Task statement → Go through the records and filter out every line lacking the word "body"; copy the lines that remain.
━━━━━ Given data
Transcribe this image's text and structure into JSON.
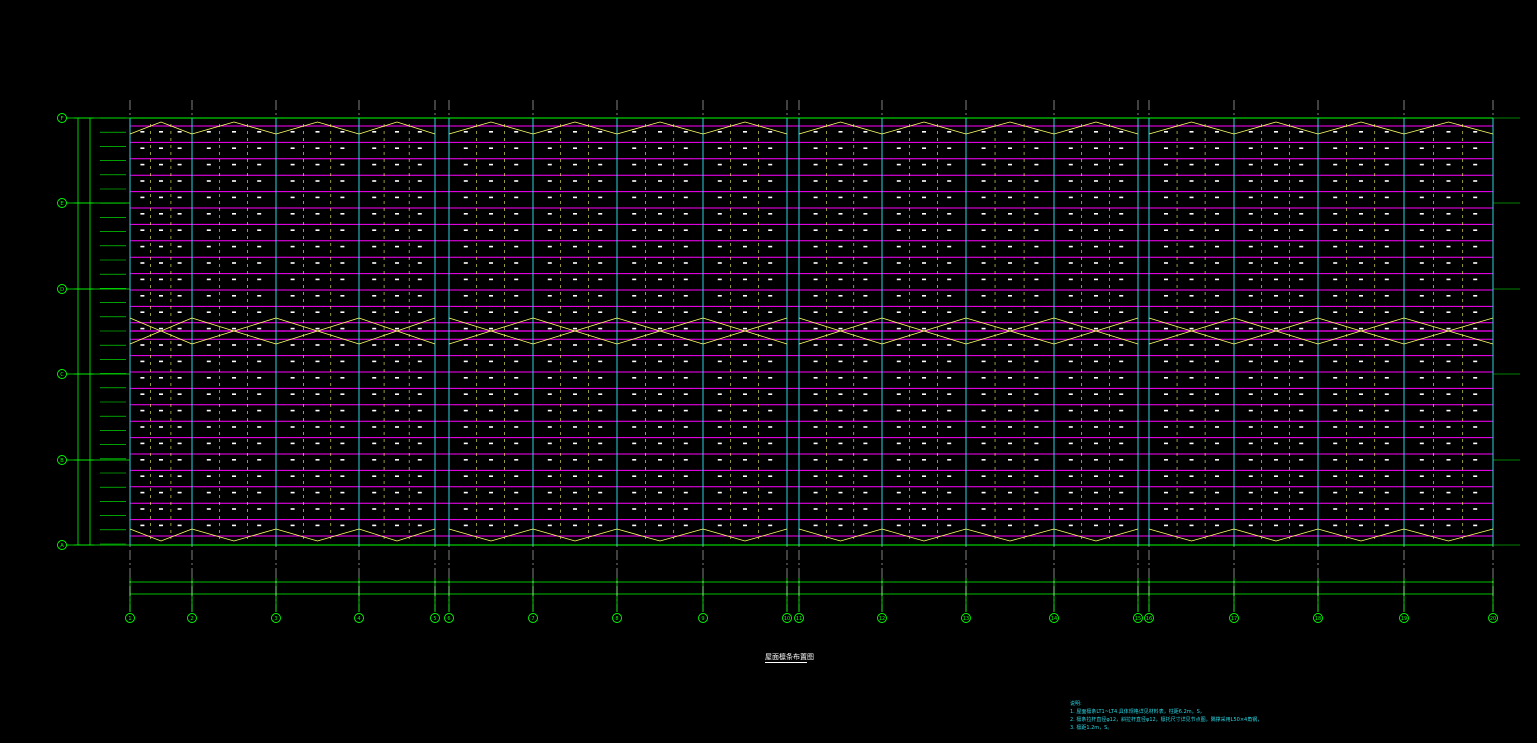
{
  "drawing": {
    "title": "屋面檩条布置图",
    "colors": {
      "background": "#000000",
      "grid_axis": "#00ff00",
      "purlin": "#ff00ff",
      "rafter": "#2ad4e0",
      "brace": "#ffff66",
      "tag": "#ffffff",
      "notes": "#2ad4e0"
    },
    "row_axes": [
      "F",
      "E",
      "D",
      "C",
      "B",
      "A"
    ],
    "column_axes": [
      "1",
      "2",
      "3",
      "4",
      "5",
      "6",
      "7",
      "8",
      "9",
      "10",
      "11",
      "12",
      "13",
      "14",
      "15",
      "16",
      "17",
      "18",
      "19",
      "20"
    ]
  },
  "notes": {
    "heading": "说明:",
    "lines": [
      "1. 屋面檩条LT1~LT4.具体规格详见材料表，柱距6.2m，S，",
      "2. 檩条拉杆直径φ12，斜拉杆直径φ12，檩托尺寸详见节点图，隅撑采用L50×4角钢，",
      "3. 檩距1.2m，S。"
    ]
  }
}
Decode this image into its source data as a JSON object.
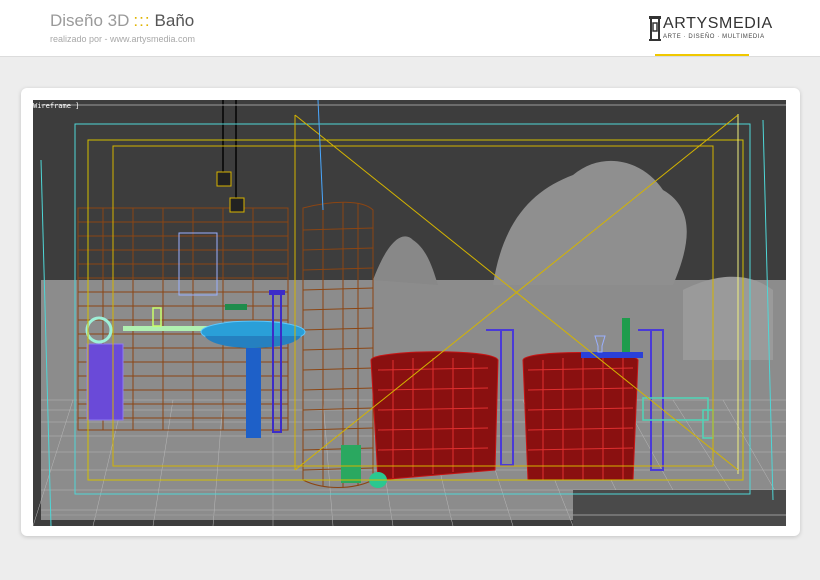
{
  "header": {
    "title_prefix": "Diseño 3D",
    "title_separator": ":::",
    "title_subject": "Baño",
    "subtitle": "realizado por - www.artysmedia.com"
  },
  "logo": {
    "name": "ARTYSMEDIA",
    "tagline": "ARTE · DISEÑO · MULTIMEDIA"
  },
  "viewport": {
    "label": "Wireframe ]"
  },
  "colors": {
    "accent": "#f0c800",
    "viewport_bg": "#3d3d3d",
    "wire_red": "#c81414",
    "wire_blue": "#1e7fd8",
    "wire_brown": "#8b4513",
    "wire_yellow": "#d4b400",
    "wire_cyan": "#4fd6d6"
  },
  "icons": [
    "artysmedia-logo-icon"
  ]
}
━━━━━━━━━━
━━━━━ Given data
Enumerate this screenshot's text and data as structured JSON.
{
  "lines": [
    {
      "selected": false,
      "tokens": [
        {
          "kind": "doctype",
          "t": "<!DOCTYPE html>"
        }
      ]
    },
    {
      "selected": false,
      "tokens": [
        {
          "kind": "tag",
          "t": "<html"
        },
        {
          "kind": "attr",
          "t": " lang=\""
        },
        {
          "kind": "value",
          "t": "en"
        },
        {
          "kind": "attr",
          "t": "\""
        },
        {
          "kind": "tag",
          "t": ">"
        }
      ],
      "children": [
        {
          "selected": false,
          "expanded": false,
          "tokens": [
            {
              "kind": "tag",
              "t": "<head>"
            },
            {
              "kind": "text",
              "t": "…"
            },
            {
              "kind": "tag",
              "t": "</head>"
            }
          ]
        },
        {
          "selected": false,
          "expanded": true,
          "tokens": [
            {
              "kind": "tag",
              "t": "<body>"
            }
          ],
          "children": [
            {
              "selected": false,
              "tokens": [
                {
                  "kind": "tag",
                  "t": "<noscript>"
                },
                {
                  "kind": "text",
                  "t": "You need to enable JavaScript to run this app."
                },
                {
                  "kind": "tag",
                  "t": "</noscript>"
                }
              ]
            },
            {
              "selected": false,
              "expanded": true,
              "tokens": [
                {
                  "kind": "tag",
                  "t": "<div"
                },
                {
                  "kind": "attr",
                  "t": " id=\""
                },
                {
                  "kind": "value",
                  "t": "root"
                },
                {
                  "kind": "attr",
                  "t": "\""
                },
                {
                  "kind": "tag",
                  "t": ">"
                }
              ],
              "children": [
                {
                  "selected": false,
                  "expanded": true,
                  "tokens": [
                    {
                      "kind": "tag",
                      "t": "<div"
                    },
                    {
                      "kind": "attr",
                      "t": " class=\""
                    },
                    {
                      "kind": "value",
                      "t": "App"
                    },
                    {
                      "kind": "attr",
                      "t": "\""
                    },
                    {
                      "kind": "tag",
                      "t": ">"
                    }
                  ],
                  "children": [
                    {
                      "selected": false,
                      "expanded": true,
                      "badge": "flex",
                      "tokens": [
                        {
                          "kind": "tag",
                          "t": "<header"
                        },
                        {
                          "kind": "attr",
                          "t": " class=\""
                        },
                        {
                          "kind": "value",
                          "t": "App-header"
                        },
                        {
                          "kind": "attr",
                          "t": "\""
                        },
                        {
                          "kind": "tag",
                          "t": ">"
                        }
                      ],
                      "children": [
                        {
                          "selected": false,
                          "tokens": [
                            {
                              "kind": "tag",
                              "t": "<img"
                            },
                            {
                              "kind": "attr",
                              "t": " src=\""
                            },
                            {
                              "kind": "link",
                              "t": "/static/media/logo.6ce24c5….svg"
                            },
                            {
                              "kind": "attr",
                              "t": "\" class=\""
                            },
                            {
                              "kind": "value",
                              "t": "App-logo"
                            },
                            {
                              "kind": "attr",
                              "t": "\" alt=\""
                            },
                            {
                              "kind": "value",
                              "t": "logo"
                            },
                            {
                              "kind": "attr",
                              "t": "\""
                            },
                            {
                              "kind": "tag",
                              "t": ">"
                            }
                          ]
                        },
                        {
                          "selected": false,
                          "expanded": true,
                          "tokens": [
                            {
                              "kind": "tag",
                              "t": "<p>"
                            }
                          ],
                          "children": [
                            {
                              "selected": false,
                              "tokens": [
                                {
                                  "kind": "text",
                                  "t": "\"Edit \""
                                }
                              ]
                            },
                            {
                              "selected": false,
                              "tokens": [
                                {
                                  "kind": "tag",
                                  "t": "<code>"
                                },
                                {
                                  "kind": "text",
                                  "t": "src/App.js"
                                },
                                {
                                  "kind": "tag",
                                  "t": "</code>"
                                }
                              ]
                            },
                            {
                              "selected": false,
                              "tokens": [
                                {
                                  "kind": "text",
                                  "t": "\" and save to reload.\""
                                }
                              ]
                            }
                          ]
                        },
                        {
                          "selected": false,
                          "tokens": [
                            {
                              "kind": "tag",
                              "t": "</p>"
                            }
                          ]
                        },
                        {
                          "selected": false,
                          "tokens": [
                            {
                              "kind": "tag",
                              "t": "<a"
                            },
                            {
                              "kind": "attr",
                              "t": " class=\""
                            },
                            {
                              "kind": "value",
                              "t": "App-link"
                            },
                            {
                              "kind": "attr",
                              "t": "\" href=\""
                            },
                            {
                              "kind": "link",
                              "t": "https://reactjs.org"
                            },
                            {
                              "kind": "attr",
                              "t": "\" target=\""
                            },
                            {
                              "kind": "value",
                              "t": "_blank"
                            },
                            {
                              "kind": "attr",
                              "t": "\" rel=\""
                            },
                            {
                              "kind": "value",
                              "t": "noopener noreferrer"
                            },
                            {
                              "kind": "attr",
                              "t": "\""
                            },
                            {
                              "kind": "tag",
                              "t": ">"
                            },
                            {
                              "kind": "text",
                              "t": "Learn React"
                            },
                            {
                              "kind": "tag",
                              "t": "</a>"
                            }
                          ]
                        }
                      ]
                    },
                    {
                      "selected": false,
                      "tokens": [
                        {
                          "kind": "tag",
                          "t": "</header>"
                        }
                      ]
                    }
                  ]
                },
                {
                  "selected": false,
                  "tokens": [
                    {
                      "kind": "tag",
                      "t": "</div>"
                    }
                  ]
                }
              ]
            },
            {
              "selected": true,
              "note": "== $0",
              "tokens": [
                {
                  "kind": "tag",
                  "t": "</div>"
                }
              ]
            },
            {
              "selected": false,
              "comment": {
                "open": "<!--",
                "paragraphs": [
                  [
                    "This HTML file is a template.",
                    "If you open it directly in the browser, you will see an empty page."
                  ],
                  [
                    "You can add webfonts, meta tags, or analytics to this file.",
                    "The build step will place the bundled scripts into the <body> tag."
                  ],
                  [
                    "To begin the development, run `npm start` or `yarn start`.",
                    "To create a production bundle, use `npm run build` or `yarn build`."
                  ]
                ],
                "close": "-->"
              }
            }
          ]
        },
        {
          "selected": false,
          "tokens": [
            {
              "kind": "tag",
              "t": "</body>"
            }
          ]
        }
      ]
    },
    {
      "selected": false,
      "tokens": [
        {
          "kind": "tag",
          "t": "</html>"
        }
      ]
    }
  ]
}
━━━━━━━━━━
Reply →
              "t": "<body>"
                    "The build step will place the bundled scripts into the <body> tag."
              "t": "</body>"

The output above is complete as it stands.